Zimmermann, Volker: Eine sozialistische Freundschaft im Wandel: Die Beziehungen zwischen der SBZ/DDR und der Tschechoslowakei (1945–1969). Essen, Klartext, 2010, 639 pp.
This publication by a German historian focuses on the relations between Czechoslovakia and the Soviet-occupied zone in Germany and later the German Democratic Republic in the f rst 25 years after the end of the Second World War. The reviewer is impressed by the breadth of the material covered here, which goes beyond diplomatic and institutional relations in general, and includes relations in the arts and sciences, amongst the youth, and trade unions, as well as travel. It thereby penetrates the mental world, motivations, interests, and strategies of various actors. The book’s main outcome, according to the reviewer, is the conclusion that there had been considerable space for creating mutual relations and articulating distinctive interests within the existing ideological and political bounds. In like manner, one must appreciate the finding that the German Democratic Republic was diplomatically far more on the offensive than Czechoslovakia in the 1960s.
Suk, Jiří: Politika jako absurdní drama: Václav Havel v letech 1975–1989 [Politics as an Absurd Drama: Václav Havel in the Years 1975–1989]. Praha – Litomyšl, Paseka, 2013, 447 pp.
In the presented essay, the author first takes into consideration some of the sources of inspiration and interpretative frameworks of Suk’s book, which have led the author, Znoj, to consider the theme of the absurdity of the socialist world as a component of Havel’s work as a dramatist and a dissident. In a nutshell, the author argues that the anti-politics of the “normalisation” period of the 1970s and 1980s took the place of the theatre of the absurd of the 1960s. He then describes anti-politics as the construction of a moral world that maintained a distance from the existing political order, and he points out its main features and analyses the meaning of that distance by considering Havel’s well-known essay, “The Power of the Powerless” (1978). Suk’s book, according to the author, is the story of how the dissident’s word became political power. Suk, he argues, has thus demonstrated that he is the best historian of Havel’s dissidence and the end of the regime led by Husák. The book in question is a solid historical work based on a thorough examination of the sources, but its author has gone beyond mere positivism; he has developed a suitable theoretical framework for historical interpretation.

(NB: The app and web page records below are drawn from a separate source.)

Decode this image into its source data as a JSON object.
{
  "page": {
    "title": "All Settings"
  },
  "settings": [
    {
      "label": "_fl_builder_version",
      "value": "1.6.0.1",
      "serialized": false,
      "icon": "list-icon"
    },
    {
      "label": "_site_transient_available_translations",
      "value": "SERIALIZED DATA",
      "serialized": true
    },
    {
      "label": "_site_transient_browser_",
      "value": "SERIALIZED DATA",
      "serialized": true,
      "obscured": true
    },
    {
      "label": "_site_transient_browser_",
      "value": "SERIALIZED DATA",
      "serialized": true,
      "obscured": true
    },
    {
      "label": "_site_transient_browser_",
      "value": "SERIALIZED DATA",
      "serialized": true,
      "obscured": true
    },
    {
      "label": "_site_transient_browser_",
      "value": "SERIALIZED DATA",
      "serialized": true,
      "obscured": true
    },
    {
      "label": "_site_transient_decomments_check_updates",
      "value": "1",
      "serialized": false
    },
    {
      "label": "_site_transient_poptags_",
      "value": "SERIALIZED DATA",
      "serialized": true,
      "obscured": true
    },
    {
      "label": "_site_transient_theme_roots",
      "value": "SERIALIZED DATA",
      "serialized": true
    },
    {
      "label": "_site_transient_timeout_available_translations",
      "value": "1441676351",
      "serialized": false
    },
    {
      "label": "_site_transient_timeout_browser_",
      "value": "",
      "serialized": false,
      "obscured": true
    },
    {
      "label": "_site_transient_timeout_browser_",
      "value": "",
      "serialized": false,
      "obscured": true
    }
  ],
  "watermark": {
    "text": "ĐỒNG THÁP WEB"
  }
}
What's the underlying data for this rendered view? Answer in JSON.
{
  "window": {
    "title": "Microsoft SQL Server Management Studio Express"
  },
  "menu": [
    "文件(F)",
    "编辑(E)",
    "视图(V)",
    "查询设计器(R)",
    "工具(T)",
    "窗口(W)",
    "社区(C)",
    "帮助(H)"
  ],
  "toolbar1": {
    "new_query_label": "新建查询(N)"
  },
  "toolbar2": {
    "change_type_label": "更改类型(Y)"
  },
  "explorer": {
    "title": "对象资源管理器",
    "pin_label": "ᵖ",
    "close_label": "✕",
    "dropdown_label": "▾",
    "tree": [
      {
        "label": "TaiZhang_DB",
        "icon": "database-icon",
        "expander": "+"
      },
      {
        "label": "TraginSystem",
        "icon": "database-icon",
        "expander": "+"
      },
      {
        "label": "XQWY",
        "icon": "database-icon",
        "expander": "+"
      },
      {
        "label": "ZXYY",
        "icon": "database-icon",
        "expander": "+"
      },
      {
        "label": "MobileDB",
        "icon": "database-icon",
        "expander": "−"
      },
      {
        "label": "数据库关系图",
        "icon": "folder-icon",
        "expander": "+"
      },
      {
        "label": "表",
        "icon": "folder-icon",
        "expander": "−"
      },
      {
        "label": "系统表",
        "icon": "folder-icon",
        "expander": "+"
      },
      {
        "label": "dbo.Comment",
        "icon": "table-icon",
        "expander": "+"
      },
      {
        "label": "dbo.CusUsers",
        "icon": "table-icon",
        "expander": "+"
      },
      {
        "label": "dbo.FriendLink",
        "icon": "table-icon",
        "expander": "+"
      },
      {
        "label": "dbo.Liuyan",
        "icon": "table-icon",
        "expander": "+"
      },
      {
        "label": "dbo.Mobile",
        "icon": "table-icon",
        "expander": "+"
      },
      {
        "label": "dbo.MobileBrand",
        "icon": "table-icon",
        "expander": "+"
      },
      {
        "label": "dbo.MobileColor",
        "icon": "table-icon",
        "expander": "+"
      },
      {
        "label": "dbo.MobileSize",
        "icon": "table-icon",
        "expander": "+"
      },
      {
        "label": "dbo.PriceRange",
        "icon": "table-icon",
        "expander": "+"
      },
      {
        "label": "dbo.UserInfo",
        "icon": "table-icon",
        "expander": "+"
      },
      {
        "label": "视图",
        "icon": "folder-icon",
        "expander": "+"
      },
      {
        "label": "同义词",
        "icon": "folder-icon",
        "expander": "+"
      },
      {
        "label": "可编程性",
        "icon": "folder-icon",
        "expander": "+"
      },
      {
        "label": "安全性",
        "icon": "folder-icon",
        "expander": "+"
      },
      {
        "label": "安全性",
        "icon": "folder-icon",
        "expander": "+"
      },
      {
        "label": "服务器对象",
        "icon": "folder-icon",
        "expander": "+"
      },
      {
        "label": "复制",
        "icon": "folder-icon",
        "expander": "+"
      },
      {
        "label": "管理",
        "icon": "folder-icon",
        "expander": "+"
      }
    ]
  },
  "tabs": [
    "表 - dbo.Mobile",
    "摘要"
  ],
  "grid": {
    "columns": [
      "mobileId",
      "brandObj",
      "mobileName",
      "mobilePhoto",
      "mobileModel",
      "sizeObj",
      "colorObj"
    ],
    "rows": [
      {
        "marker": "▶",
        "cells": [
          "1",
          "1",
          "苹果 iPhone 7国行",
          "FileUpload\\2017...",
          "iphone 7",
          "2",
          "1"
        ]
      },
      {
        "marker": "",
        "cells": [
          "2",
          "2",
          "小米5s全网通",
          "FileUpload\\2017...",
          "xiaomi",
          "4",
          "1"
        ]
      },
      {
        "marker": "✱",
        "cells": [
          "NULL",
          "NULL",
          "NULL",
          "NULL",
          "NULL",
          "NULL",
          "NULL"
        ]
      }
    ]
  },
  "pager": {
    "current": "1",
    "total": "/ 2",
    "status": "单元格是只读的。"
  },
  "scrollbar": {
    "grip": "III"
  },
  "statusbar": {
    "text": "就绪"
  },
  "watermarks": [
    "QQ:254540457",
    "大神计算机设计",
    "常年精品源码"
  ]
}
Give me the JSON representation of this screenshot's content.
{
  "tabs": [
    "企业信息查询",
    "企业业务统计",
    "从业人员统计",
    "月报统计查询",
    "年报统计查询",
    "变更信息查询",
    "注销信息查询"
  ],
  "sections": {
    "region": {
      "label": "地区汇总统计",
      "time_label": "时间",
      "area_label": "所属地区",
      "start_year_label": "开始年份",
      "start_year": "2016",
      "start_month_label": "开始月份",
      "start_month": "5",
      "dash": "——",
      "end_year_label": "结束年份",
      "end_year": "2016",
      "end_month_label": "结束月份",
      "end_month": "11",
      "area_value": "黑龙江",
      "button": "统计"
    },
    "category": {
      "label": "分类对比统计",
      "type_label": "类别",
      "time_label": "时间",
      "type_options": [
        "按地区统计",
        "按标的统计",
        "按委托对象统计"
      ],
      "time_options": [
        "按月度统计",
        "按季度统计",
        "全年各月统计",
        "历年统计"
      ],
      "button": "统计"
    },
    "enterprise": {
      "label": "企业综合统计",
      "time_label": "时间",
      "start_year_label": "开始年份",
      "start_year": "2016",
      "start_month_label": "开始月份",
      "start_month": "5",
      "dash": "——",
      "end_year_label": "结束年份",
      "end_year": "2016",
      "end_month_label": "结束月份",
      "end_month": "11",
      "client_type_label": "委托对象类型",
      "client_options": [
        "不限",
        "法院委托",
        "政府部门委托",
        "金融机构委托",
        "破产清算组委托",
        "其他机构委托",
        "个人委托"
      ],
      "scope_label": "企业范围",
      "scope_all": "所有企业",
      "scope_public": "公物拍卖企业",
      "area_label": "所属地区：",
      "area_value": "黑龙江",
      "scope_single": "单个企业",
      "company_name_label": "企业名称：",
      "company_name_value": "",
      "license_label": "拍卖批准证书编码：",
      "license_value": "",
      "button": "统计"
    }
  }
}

The result casts a penetrating light on recent Czech history. Suk’s emphasis on historical continuity gives the interpretation a unifying perspective while, according to the author, papering over some of the seams and smoothing out some of the conflicts of the period. First, Suk has omitted Havel’s distancing himself from Western democracies when he was a dissident, even his distancing himself from liberal democracy per se. Second, he has underestimated Havel’s reluctance to politicise the dissident movement when the matter was being hotly debated in 1989. And, third, Suk appears not to have fully appreciated Havel’s sudden change in his conception of “anti-politics,” which meant Havel’s becoming a political leader and using the methods of realpolitik in the struggle for power.